In recent years there has been a remarkable progress in our understanding of the brain as a multi-scale networked system. These advances result from the combination of new experimental and imaging techniques with advanced mathematical and computational methods. Network modelling, where we use nodes and links (mathematically, a graph) to represent a very large and complex system, is particularly well-suited to the study of the human brain at different scales. New developments in so-called network neuroscience open up exciting new opportunities for the structural and dynamic study of the brain.
The aim of this interdisciplinary project between mathematicians and clinicians is to adapt and develop these recent mathematical and computational advancements in network neuroscience to investigate the structural and functional brain connectivity in newborns. The research focuses initially on a specific condition called hypoxic-ischaemic encephalopathy (HIE), caused by poor oxygen delivery to the brain around the time of birth. However, we expect the work developed in this research project to serve as a model for a range of neurological disorders beyond HIE.
The methodology is based on network modelling but incorporates recent advances beyond classical network science, including extensions to multilayer networks, and higher-order relations (simplicial complexes) to capture more complex topologies of models of the brain at different scales.
The clinical team, working with the Neonatal Unit at Princess Anne Hospital, University Hospital Southampton, have extensive clinical expertise on HIE, and provide high-quality neonatal clinical imaging (MRI) data sets for this project.
The overall objective of the project is to demonstrate the value of network-based and topology-based modelling in neuroimaging, which could be applied to many neurological conditions and diseases. From a clinical point of view for this project, it is to understand the relationship between brain development, by examining MRI data from both neonates and 6-8 year olds, and long-term neurological and neuro-developmental function. The general aim will be identify associations between brain network architecture/topology and cognitive and behavioural function.

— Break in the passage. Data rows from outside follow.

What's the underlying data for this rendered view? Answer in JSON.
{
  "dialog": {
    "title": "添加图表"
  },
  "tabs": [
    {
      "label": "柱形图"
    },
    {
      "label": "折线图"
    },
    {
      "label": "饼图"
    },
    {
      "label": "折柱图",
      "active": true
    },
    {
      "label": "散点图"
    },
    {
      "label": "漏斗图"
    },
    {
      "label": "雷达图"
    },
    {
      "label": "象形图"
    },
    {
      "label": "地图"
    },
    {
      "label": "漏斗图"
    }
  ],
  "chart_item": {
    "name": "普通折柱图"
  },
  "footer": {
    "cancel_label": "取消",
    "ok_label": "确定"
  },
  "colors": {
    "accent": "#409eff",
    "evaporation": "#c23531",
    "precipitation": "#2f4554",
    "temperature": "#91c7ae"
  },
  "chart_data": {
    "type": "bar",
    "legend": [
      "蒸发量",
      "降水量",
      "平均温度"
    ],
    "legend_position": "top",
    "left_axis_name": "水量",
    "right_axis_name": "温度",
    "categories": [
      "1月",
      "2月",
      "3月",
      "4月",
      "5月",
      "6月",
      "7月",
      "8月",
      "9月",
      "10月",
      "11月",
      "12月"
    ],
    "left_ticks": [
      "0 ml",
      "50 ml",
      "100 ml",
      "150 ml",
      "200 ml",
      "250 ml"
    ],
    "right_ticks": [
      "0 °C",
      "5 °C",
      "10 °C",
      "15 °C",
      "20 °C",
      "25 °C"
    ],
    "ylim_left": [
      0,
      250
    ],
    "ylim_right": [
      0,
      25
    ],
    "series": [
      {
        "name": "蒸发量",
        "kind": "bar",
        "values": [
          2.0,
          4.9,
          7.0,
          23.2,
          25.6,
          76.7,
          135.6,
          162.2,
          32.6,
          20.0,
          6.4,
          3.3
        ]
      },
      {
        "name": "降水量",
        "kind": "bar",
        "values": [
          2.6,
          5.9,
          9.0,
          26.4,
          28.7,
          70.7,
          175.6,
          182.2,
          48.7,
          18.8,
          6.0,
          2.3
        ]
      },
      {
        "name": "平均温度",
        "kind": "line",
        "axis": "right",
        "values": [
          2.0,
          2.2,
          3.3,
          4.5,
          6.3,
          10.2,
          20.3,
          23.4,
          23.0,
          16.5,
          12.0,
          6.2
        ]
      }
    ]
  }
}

The prospective candidate will have a degree in Mathematics, Bioinformatics, Computer Science, Physics or related field, with a background and/or interest in network modelling, topology and discrete mathematics. Some programming experience in a programming or numerical computing environment such as MATLAB, Python or R, and an interest in neuroscience or biomedical imaging, are desirable. An enthusiasm for real-world applications of complex mathematical ideas and a positive attitude towards interdisciplinary research are essential. Dr Vollmer, Dr Darekar and Dr Lennartsson will provide support and training in the clinical and imaging aspects of the project, while Dr Sanchez-Garcia and Professor MacArthur will lead the mathematical and data analytic aspects. At the end of the PhD programme, the student will have gained proficiency in a unique set of clinical, imaging, mathematical, and data analytical skills and valuable experience working with biomedical data in a collaborative and interdisciplinary environment, and therefore increasing her/his employability in very sought-after set of skills, both for future academic and industry jobs.